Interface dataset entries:

──────────

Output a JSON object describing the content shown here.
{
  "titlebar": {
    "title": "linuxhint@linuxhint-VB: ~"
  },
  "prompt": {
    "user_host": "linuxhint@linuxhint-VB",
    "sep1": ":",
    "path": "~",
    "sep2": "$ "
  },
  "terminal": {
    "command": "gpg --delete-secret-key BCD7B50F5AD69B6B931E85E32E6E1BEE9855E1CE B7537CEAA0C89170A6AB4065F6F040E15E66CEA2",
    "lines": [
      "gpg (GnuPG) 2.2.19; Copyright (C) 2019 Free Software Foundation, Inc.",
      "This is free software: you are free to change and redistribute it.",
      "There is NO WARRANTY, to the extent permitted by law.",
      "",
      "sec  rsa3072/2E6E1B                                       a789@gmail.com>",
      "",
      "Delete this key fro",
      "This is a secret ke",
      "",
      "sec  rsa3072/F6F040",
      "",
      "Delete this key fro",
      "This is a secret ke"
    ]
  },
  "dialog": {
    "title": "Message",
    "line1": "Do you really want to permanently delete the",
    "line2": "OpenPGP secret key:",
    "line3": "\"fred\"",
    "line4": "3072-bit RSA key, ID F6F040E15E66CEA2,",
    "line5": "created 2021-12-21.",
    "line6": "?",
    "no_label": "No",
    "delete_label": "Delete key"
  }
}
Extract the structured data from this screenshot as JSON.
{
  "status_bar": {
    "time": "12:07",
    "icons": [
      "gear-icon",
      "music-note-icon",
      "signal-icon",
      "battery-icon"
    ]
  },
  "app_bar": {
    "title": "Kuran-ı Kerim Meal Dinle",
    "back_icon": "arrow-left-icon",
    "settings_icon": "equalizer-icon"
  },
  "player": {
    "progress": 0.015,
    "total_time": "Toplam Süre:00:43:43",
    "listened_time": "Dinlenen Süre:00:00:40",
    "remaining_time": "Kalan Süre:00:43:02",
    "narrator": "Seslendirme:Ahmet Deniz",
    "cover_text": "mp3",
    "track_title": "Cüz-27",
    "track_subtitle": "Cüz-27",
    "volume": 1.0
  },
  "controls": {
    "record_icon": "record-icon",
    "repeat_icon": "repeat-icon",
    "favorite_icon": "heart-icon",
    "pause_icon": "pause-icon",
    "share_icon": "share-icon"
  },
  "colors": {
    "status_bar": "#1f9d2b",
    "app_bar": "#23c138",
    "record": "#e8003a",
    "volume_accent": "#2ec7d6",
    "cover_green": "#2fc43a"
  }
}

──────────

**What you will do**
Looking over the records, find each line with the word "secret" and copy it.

**Task response**
    "command": "gpg --delete-secret-key BCD7B50F5AD69B6B931E85E32E6E1BEE9855E1CE B7537CEAA0C89170A6AB4065F6F040E15E66CEA2",
      "This is a secret ke",
      "This is a secret ke"
    "line2": "OpenPGP secret key:",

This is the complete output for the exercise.